LISTED ENTRIES:
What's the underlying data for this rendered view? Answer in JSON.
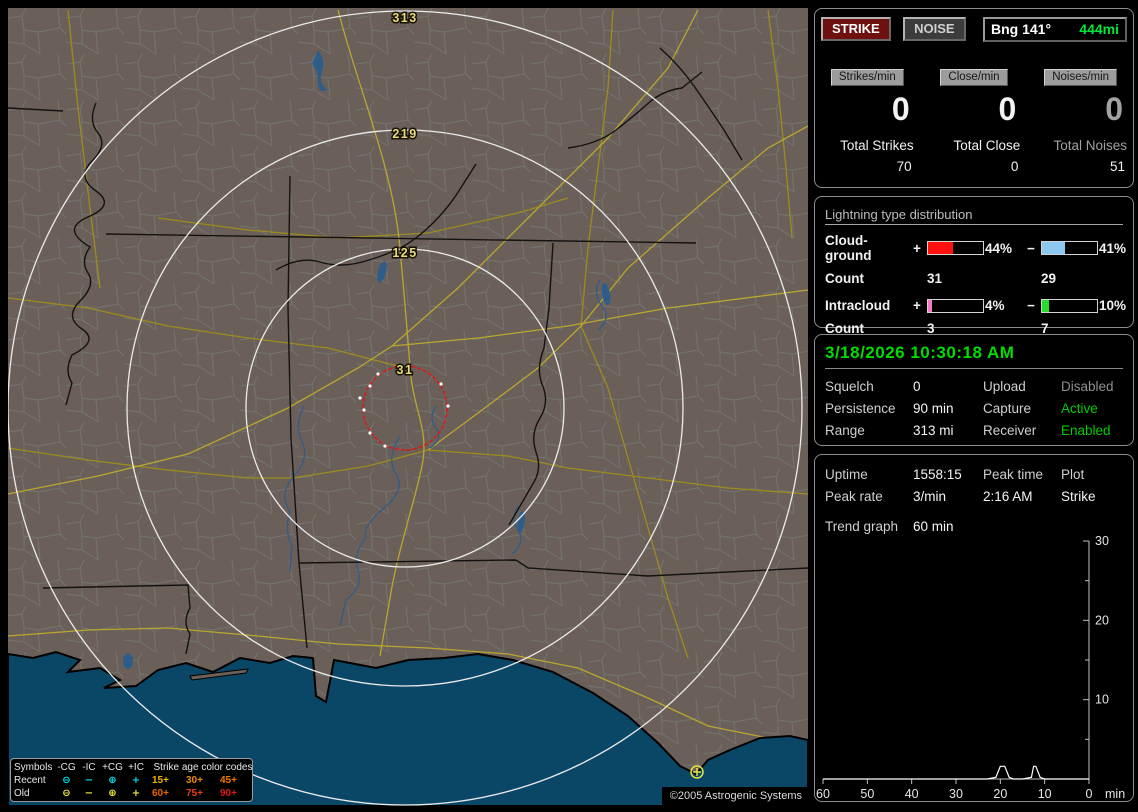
{
  "map": {
    "ring_labels": {
      "outer": "313",
      "mid": "219",
      "inner": "125",
      "close": "31"
    },
    "copyright": "©2005 Astrogenic Systems",
    "legend": {
      "symbols_header": "Symbols",
      "columns": [
        "-CG",
        "-IC",
        "+CG",
        "+IC"
      ],
      "age_header": "Strike age color codes",
      "recent_label": "Recent",
      "old_label": "Old",
      "recent_color": "#00dce8",
      "old_color": "#e8e83c",
      "recent_ages": [
        {
          "text": "15+",
          "color": "#f0b000"
        },
        {
          "text": "30+",
          "color": "#f08c00"
        },
        {
          "text": "45+",
          "color": "#f07800"
        }
      ],
      "old_ages": [
        {
          "text": "60+",
          "color": "#f06400"
        },
        {
          "text": "75+",
          "color": "#e84010"
        },
        {
          "text": "90+",
          "color": "#e01818"
        }
      ]
    }
  },
  "panel": {
    "mode_buttons": {
      "strike": "STRIKE",
      "noise": "NOISE"
    },
    "bearing": {
      "label": "Bng 141°",
      "distance": "444mi",
      "distance_color": "#00e83c"
    },
    "counters": {
      "strikes": {
        "header": "Strikes/min",
        "rate": "0",
        "total_label": "Total Strikes",
        "total": "70"
      },
      "close": {
        "header": "Close/min",
        "rate": "0",
        "total_label": "Total Close",
        "total": "0"
      },
      "noises": {
        "header": "Noises/min",
        "rate": "0",
        "total_label": "Total Noises",
        "total": "51"
      }
    },
    "distribution": {
      "title": "Lightning type distribution",
      "cloud_ground": {
        "label": "Cloud-ground",
        "plus_sign": "+",
        "minus_sign": "−",
        "pos_pct": "44%",
        "pos_fill": 45,
        "pos_color": "#ff1010",
        "neg_pct": "41%",
        "neg_fill": 42,
        "neg_color": "#8cc8f0",
        "count_label": "Count",
        "pos_count": "31",
        "neg_count": "29"
      },
      "intracloud": {
        "label": "Intracloud",
        "plus_sign": "+",
        "minus_sign": "−",
        "pos_pct": "4%",
        "pos_fill": 7,
        "pos_color": "#f878c8",
        "neg_pct": "10%",
        "neg_fill": 13,
        "neg_color": "#28dc28",
        "count_label": "Count",
        "pos_count": "3",
        "neg_count": "7"
      }
    },
    "clock": {
      "datetime": "3/18/2026 10:30:18 AM",
      "color": "#00dc00"
    },
    "status": {
      "squelch_label": "Squelch",
      "squelch": "0",
      "persistence_label": "Persistence",
      "persistence": "90 min",
      "range_label": "Range",
      "range": "313 mi",
      "upload_label": "Upload",
      "upload": "Disabled",
      "upload_color": "#909090",
      "capture_label": "Capture",
      "capture": "Active",
      "capture_color": "#00cc00",
      "receiver_label": "Receiver",
      "receiver": "Enabled",
      "receiver_color": "#00cc00"
    },
    "stats": {
      "uptime_label": "Uptime",
      "uptime": "1558:15",
      "peak_time_label": "Peak time",
      "plot_label": "Plot",
      "peak_rate_label": "Peak rate",
      "peak_rate": "3/min",
      "peak_time": "2:16 AM",
      "plot_value": "Strike",
      "trend_label": "Trend graph",
      "trend_window": "60 min"
    }
  },
  "chart_data": {
    "type": "line",
    "title": "Strike rate trend, last 60 minutes",
    "xlabel": "min",
    "x_ticks": [
      60,
      50,
      40,
      30,
      20,
      10,
      0
    ],
    "x_meaning": "minutes ago (right edge = now)",
    "ylim": [
      0,
      30
    ],
    "y_ticks": [
      10,
      20,
      30
    ],
    "y_minor_ticks": [
      5,
      15,
      25
    ],
    "y_axis_side": "right",
    "grid": false,
    "legend_position": "none",
    "series": [
      {
        "name": "Strike",
        "color": "#ffffff",
        "points": [
          [
            60,
            0
          ],
          [
            23,
            0
          ],
          [
            21,
            0.2
          ],
          [
            20,
            1.6
          ],
          [
            19,
            1.6
          ],
          [
            18,
            0.2
          ],
          [
            17,
            0
          ],
          [
            15,
            0
          ],
          [
            13,
            0.2
          ],
          [
            12.5,
            1.6
          ],
          [
            12,
            1.6
          ],
          [
            11,
            0.2
          ],
          [
            10,
            0
          ],
          [
            0,
            0
          ]
        ]
      }
    ]
  }
}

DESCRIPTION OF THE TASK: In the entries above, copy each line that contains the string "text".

RESPONSE BELOW:
          "text": "15+",
          "text": "30+",
          "text": "45+",
          "text": "60+",
          "text": "75+",
          "text": "90+",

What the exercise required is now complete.